Dell Latitude E-Series: Latitude E6320 review
Dell’s ground-up redesign of the Latitude series is destined for the boardroom
Review Date: 9 Feb 2011
Reviewed By: Sasha Muller
Price when reviewed: Free
PREVIEW: Allow your thoughts to drift into the world of business laptops, and your mind is unlikely to be filled with technicolour potential. With dumpy desktop replacements and dull black portables almost always the order of the day, business all too often means boring. That, however, is a cliché some brands seem keen to dispel – none more so than Dell, with its new Latitude range.
The major surprise is just how much has changed. While the likes of Lenovo’s ThinkPads have retained their classic (some might say dated) all-black design, the Latitude has evolved.
Set against the boxy, jet-black physique of last year’s range, the new models mark a sea-change in Dell’s mobile division. Anodised aluminium lids abound, while those stark, polygonal edges have softened into gentle, classy curves. The premium 6-series models are distinguished from their 5-series counterparts by a subtle orange trim circling the keyboard.

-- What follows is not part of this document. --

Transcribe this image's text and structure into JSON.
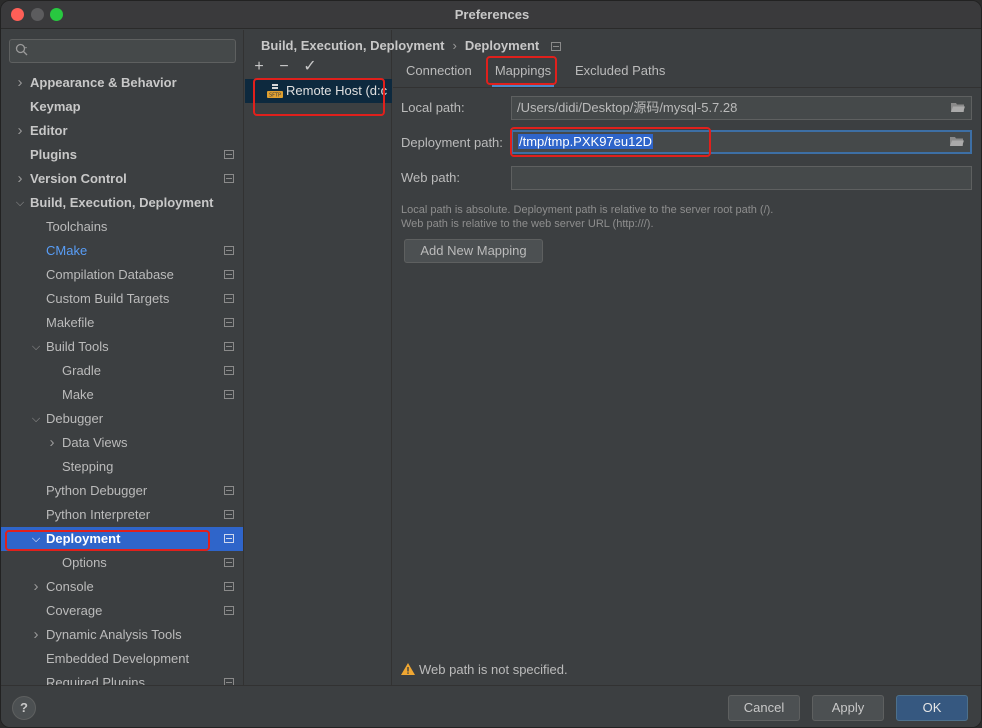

The real standout of the group, however, is the 13.3in Latitude E6320, an early pre-production sample of which we were given for this preview. Were it not for the Latitude logo subtly etched into the keyboard’s silver surround, you’d imagine this might be the first glimpse of Dell’s new XPS. For a business laptop, it’s still just the right side of striking – the muted palette of grey and silver stops short of all-out ostentatiousness and retains a serious, workmanlike air.
It’s the transformation in build quality that truly stuns. Previous Latitudes never felt insubstantial, but they wilt next to the new generation. Dell’s redesign has seen the new Latitude emerge with a reinforced magnesium alloy chassis, strengthened further by a ring of alloy running around the circumference of each laptop. With spill-proof keyboards and MIL-STD-810G accreditation across the range, Dell is taking on not only the ThinkPads, but also Panasonic’s Toughbooks at their own game.
If the E6320 is anything to go by, the new design feels indestructible. Despite weighing in at just 1.89kg, the chassis is rock solid and without a hint of flex to be found anywhere; the lid and reinforced metal hinges were taut enough to resist our most aggressive twisting motions. Prod viciously against the display’s rear, meanwhile, and there’s no sign of any show-through on the display itself. It’s clear this laptop will take transatlantic flights and the perils of boisterous baggage-handlers in its stride.
Price when reviewed: Free
Can you provide a link? Sounds like a great deal!
By big_D on 10 Feb 2011
Yeah I'll have 3 or 4 if they have some in stock :)
By TimoGunt on 10 Feb 2011
Sign me up for a container load. I'll find a place to stash them.
By AndyChips on 10 Feb 2011
I've always been an IBM/Lenovo fan but with this having a trackpoint I have to say I'm very interested! As long as it's a matte scree, of course.
The rest of it looks bang on from the design to the specs.
By jordanrussell on 20 Feb 2011
- Hyperoptic extends 1Gbit/sec broadband beyond London
- PC Pro Enhanced: an update
- Samsung racks up ten million Galaxy S4 shipments
- Lenovo defies PC slump to post 90% profit increase
- The iPad's only good for playing Chopsticks, claims Microsoft
- Twitter finally introduces two-factor authentication
- What's on this week's PC Pro podcast?
- Schools warm up to BYOD for tablets
- HTC staff should "just quit"
- Xbox One: what it means for Windows PCs
- Flickr redesign: is it enough to tempt photographers back?
- Hands on with the new Google Maps
- Nokia Lumia 925 review: first look
- Why I won't subscribe to Creative Cloud
- GoPro camera strapped to a remote-control helicopter: the ultimate boy's toy
- Acer Iconia A1 review: first look
- Acer Aspire P3 review: first look
- Acer Aspire R7 review: first look
- How we produce the PC Pro podcast
- Google Now draining iPhone battery
- Dropbox: everything you need to know
- Best smartphones for 2013
- The best broadband speed tests
- iPhone apps for business travel
- How to get a job as a mobile games developer
- 25 best Windows 8 apps
- Introducing Arduino - a simple Raspberry Pi alternative
- The tweeting spaceman
- Samsung Galaxy S4 vs HTC One
- 30 best web apps
- The ICO's shame-faced u-turn on cookies
- Start8 and ModernMix: making Windows 8 work on a desktop
- How to boost your mobile reception
- How to fix Facebook: Social Fixer
- Taking the stress out of WordPress updates
- Where to download free web fonts
- Turn your tablet into a Sky+ remote control
- How to measure the success of a new IT system
- Three years on: the state of the tablet market
- Windows 8: what works and what doesn't
There are dozens of exciting prizes up for grabs on PC Pro Competitions. All our competitions are free to enter. Try your luck.ENTER NOW